Your goal:
Every entry that follows should be written out again exactly.

Record excerpts START

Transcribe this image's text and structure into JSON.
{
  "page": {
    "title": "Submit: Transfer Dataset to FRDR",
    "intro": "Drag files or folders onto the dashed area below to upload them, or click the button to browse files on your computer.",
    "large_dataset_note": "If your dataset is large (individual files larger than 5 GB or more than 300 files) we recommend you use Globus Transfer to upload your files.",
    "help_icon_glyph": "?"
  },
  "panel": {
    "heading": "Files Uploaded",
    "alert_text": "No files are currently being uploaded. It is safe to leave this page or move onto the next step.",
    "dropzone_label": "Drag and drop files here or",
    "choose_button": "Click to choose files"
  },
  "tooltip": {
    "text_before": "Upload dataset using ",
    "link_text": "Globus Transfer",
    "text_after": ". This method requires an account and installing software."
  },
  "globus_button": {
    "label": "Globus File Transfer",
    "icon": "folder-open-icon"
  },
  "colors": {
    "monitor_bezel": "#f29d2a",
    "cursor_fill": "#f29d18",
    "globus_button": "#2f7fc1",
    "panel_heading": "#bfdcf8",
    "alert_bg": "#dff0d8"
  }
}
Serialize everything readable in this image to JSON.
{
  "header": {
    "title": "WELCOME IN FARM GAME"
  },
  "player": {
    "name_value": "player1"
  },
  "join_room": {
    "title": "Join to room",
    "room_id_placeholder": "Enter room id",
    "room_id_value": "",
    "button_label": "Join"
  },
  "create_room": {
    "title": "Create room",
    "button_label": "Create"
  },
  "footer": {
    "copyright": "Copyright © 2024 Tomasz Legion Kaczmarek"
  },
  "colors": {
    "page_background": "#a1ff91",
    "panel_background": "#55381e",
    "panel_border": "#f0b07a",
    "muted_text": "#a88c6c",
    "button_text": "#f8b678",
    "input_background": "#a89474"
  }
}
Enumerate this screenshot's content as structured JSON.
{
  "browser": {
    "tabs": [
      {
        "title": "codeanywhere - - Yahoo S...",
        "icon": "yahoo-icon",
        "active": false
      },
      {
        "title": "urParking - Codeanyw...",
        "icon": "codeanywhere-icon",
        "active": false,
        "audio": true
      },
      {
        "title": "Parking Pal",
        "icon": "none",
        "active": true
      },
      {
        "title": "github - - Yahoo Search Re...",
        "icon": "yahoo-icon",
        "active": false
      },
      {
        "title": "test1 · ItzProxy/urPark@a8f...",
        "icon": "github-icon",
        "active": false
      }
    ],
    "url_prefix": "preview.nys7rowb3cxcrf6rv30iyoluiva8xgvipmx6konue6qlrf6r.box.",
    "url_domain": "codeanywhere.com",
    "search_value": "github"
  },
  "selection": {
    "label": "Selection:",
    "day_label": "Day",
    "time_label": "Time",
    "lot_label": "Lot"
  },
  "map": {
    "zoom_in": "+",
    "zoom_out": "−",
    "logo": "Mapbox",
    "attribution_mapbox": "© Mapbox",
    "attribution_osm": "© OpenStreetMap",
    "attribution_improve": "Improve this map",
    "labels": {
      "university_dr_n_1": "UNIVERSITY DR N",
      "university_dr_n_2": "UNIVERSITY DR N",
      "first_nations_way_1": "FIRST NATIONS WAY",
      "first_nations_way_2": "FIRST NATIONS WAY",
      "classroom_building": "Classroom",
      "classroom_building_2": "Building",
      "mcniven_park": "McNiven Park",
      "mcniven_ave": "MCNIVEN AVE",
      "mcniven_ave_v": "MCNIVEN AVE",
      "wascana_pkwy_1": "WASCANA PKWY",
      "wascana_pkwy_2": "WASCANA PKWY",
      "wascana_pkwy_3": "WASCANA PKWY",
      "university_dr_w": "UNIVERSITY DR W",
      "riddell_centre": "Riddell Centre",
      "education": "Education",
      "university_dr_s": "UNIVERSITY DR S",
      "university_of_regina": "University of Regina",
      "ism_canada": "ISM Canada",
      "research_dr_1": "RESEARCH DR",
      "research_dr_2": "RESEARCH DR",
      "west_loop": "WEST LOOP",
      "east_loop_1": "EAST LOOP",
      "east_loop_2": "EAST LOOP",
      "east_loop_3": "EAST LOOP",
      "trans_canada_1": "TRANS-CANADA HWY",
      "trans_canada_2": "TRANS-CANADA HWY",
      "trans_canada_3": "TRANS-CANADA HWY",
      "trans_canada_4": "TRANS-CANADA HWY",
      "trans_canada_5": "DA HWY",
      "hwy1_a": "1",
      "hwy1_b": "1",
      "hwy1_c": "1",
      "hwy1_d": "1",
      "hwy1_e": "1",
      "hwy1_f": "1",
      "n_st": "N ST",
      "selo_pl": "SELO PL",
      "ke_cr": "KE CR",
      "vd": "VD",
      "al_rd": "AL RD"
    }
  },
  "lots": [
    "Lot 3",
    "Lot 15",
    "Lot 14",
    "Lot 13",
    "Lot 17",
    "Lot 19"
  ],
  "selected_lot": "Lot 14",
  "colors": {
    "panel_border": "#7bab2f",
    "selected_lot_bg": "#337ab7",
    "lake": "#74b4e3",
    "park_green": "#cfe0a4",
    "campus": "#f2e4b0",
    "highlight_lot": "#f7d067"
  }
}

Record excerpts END

Answer for this exercise:
Transcribe this image's text and structure into JSON.
{
  "page": {
    "title": "Submit: Transfer Dataset to FRDR",
    "intro": "Drag files or folders onto the dashed area below to upload them, or click the button to browse files on your computer.",
    "large_dataset_note": "If your dataset is large (individual files larger than 5 GB or more than 300 files) we recommend you use Globus Transfer to upload your files.",
    "help_icon_glyph": "?"
  },
  "panel": {
    "heading": "Files Uploaded",
    "alert_text": "No files are currently being uploaded. It is safe to leave this page or move onto the next step.",
    "dropzone_label": "Drag and drop files here or",
    "choose_button": "Click to choose files"
  },
  "tooltip": {
    "text_before": "Upload dataset using ",
    "link_text": "Globus Transfer",
    "text_after": ". This method requires an account and installing software."
  },
  "globus_button": {
    "label": "Globus File Transfer",
    "icon": "folder-open-icon"
  },
  "colors": {
    "monitor_bezel": "#f29d2a",
    "cursor_fill": "#f29d18",
    "globus_button": "#2f7fc1",
    "panel_heading": "#bfdcf8",
    "alert_bg": "#dff0d8"
  }
}
Serialize everything readable in this image to JSON.
{
  "header": {
    "title": "WELCOME IN FARM GAME"
  },
  "player": {
    "name_value": "player1"
  },
  "join_room": {
    "title": "Join to room",
    "room_id_placeholder": "Enter room id",
    "room_id_value": "",
    "button_label": "Join"
  },
  "create_room": {
    "title": "Create room",
    "button_label": "Create"
  },
  "footer": {
    "copyright": "Copyright © 2024 Tomasz Legion Kaczmarek"
  },
  "colors": {
    "page_background": "#a1ff91",
    "panel_background": "#55381e",
    "panel_border": "#f0b07a",
    "muted_text": "#a88c6c",
    "button_text": "#f8b678",
    "input_background": "#a89474"
  }
}
Enumerate this screenshot's content as structured JSON.
{
  "browser": {
    "tabs": [
      {
        "title": "codeanywhere - - Yahoo S...",
        "icon": "yahoo-icon",
        "active": false
      },
      {
        "title": "urParking - Codeanyw...",
        "icon": "codeanywhere-icon",
        "active": false,
        "audio": true
      },
      {
        "title": "Parking Pal",
        "icon": "none",
        "active": true
      },
      {
        "title": "github - - Yahoo Search Re...",
        "icon": "yahoo-icon",
        "active": false
      },
      {
        "title": "test1 · ItzProxy/urPark@a8f...",
        "icon": "github-icon",
        "active": false
      }
    ],
    "url_prefix": "preview.nys7rowb3cxcrf6rv30iyoluiva8xgvipmx6konue6qlrf6r.box.",
    "url_domain": "codeanywhere.com",
    "search_value": "github"
  },
  "selection": {
    "label": "Selection:",
    "day_label": "Day",
    "time_label": "Time",
    "lot_label": "Lot"
  },
  "map": {
    "zoom_in": "+",
    "zoom_out": "−",
    "logo": "Mapbox",
    "attribution_mapbox": "© Mapbox",
    "attribution_osm": "© OpenStreetMap",
    "attribution_improve": "Improve this map",
    "labels": {
      "university_dr_n_1": "UNIVERSITY DR N",
      "university_dr_n_2": "UNIVERSITY DR N",
      "first_nations_way_1": "FIRST NATIONS WAY",
      "first_nations_way_2": "FIRST NATIONS WAY",
      "classroom_building": "Classroom",
      "classroom_building_2": "Building",
      "mcniven_park": "McNiven Park",
      "mcniven_ave": "MCNIVEN AVE",
      "mcniven_ave_v": "MCNIVEN AVE",
      "wascana_pkwy_1": "WASCANA PKWY",
      "wascana_pkwy_2": "WASCANA PKWY",
      "wascana_pkwy_3": "WASCANA PKWY",
      "university_dr_w": "UNIVERSITY DR W",
      "riddell_centre": "Riddell Centre",
      "education": "Education",
      "university_dr_s": "UNIVERSITY DR S",
      "university_of_regina": "University of Regina",
      "ism_canada": "ISM Canada",
      "research_dr_1": "RESEARCH DR",
      "research_dr_2": "RESEARCH DR",
      "west_loop": "WEST LOOP",
      "east_loop_1": "EAST LOOP",
      "east_loop_2": "EAST LOOP",
      "east_loop_3": "EAST LOOP",
      "trans_canada_1": "TRANS-CANADA HWY",
      "trans_canada_2": "TRANS-CANADA HWY",
      "trans_canada_3": "TRANS-CANADA HWY",
      "trans_canada_4": "TRANS-CANADA HWY",
      "trans_canada_5": "DA HWY",
      "hwy1_a": "1",
      "hwy1_b": "1",
      "hwy1_c": "1",
      "hwy1_d": "1",
      "hwy1_e": "1",
      "hwy1_f": "1",
      "n_st": "N ST",
      "selo_pl": "SELO PL",
      "ke_cr": "KE CR",
      "vd": "VD",
      "al_rd": "AL RD"
    }
  },
  "lots": [
    "Lot 3",
    "Lot 15",
    "Lot 14",
    "Lot 13",
    "Lot 17",
    "Lot 19"
  ],
  "selected_lot": "Lot 14",
  "colors": {
    "panel_border": "#7bab2f",
    "selected_lot_bg": "#337ab7",
    "lake": "#74b4e3",
    "park_green": "#cfe0a4",
    "campus": "#f2e4b0",
    "highlight_lot": "#f7d067"
  }
}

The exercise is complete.